Hiring a Caregiver: A Cultural Consideration
by Sharon K. Brothers, MSW
CEO, Institute for Professional Care Education
If you’ve hired a private caregiver you probably know this already; the nation’s caregiving community is composed largely of individuals who are foreign born or from minority ethnic groups.
For many families, this is a challenge, but one that can be overcome. Sharing your cultural heritage and learning about another person’s culture can often be fun and rewarding, especially if you overcome some of the most basic challenges:
Communication. Let’s start with the basics: communication. It’s tough to communicate with a caregiver who speaks limited English. It’s even tougher to ask this caregiver to communicate with an elderly loved one who may suffer from hearing loss, dementia or other conditions that impair communication in the best of situations. Yet caregivers from other cultures, who speak very limited English, can be compassionate, gentle, reliable sources of care for our loved ones. Try these approaches to bridge the communication gap:

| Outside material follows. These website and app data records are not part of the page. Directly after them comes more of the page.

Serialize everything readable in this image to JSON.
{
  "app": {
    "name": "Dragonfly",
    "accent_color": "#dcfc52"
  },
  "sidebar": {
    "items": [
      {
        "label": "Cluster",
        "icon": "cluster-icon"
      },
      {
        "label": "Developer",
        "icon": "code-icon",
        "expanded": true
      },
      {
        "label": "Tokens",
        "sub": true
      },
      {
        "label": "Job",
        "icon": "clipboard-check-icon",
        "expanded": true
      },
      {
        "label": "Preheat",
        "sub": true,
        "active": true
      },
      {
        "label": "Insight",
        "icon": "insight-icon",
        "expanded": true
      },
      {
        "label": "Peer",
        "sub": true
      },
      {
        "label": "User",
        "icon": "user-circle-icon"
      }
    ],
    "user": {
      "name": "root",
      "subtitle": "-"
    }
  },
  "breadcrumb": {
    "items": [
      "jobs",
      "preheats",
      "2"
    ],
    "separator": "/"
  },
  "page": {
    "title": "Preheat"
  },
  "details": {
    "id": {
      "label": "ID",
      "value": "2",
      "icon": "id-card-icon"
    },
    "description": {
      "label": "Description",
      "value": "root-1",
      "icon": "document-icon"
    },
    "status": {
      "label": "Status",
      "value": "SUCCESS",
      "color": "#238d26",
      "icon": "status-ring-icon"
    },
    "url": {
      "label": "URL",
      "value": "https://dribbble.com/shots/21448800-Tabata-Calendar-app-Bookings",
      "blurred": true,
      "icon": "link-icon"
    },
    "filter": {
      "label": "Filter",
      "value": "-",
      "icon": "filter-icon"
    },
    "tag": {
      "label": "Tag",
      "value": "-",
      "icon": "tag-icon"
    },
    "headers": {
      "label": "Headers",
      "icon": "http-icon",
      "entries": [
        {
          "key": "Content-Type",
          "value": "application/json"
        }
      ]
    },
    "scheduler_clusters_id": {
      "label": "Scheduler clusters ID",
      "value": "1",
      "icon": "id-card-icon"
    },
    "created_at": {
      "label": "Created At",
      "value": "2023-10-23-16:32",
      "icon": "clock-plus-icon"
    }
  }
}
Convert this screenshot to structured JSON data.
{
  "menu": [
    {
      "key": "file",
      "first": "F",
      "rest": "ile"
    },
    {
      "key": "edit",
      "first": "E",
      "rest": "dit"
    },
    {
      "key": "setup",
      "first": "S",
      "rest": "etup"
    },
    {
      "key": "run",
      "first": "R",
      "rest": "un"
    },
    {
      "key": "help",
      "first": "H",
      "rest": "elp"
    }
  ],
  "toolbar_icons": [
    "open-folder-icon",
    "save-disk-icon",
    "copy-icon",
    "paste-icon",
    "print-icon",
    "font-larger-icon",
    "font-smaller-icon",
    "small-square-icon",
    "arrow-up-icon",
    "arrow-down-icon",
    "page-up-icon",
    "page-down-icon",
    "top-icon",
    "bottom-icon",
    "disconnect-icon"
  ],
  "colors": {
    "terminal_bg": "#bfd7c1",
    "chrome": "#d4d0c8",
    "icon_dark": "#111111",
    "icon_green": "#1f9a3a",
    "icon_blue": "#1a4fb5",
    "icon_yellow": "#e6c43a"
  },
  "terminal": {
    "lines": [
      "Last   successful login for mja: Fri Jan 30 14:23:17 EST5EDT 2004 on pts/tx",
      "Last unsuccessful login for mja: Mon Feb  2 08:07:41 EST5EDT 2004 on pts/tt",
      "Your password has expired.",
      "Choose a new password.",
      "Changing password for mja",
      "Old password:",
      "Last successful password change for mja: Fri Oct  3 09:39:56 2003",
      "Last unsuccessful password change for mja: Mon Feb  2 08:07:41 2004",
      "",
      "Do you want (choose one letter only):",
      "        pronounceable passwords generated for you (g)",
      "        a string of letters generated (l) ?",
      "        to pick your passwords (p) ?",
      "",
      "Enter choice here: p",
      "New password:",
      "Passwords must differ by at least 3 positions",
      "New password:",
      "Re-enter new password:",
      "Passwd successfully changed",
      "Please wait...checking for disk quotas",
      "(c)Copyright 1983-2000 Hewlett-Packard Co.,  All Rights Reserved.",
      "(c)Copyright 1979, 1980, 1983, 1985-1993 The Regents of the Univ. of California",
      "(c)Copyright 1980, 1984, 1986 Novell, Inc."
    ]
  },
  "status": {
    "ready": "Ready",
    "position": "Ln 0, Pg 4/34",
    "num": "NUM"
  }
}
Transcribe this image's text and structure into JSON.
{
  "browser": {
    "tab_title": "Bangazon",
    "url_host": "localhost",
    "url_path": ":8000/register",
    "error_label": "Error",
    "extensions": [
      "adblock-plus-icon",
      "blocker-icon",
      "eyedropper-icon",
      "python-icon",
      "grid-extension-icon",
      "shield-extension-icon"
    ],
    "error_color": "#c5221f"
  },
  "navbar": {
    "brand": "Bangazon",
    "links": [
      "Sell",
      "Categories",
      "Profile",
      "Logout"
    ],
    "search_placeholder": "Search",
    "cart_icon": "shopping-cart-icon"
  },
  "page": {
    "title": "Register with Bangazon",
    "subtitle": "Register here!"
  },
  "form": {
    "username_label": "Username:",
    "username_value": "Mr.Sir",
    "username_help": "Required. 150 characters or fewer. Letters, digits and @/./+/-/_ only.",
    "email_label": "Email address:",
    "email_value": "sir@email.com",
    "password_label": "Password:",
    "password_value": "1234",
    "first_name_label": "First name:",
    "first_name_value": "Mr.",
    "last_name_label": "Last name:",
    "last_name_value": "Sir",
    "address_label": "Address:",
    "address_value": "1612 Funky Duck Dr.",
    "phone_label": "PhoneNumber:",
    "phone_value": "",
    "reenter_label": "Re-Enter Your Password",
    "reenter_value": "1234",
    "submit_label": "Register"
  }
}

- Make sure emergency communication is possible. Can the caregiver call 911 in case of an emergency and clearly express the emergency? Can she relay the address and phone number of the location? Ask, “Tell me what you would do if the oven caught fire and you needed to call the fire department.” Listen carefully to what the caregiver says, and coach her if needed until you feel comfortable with her ability in this area. Print the address and phone number of the location clearly, and post it near the phone. We all know the feeling of forgetting our own phone number in a crisis — and that’s without a language barrier.
- Let the caregiver know what you need to know each time you visit or call. Do you want to know how your loved one ate or slept? What activities he did during the day? How he seems to be feeling emotionally? Try creating a task sheet with each of these questions written out for the caregiver, and space for her to write in answers each day. Many foreign born individuals learn to read English but are hesitant about speaking it.
- Learn a few words in the caregiver’s language. Try hello, thank you and good bye, for starters. As you learn to respect the language of your caregiver, she will feel more comfortable in communicating with you in your language.
- Encourage the caregiver to speak English by praising every attempt. Often people are reluctant to practice their English because they feel that their pronunciation is poor or they are embarrassed at their lack of skill. Try not to correct or criticize attempts, but praise them for each progressive success in the language.
- Help your loved one communicate. If the caregiver is not able to freely communicate with your loved one, recognize that your loved one needs other companionship for communication. Spend as much time as you can simply talking to and listening to your loved one. Include the caregiver when you can to help bridge the gap between the two.
Values and traditions. Today’s American values provide many opportunities for culture clashes with the values and traditions of a caregiver from another culture. These can range from the caregiver who is extremely uncomfortable speaking with a family member of the opposite sex, to the caregiver who comes from a background of strong familial responsibility and can’t understand or accept our busy lifestyle. Learn as much as you can about the values and culture of your caregiver by asking questions and researching to avoid cultural misunderstandings and conflicts.
Diet. Caregivers often work through mealtimes, especially those that work full days or overnight. Many families assume that caregivers will eat with the client in the American family style. Talk about food with the caregiver, and your expectations for mealtimes. Your caregiver may not feel comfortable eating with your loved one, and may have distinctly different food preferences. Cover these topics to avoid misunderstanding:
- Preparing food for your loved one. You may need to provide a menu and recipes or cooking instructions for even basic fare if this is not familiar to the caregiver.
- Mealtime. In general, elders eat better in a social setting. If your caregiver isn’t comfortable eating with your loved one at mealtime perhaps she would feel comfortable with a cup of tea, visiting with your loved one while he eats. Explore this with the caregiver.
- Preparation of the caregiver’s meals. Ask what the caregiver prefers to eat. Do you expect the caregiver to bring her own food? What about cooking meals in your loved ones’ home? Explore this, as some foods from other cultures can be distasteful during preparation to the American palate (especially to the older person).
Cultural differences between client and caregiver are facts of life for many families today. That doesn’t mean that care must be compromised, or communication limited. It does mean that we must learn to develop a greater awareness of the caregiver’s culture and sensitivity to working together for the best care of your loved one.
In the end, taking the extra effort can result in a rich, rewarding experience for everyone involved.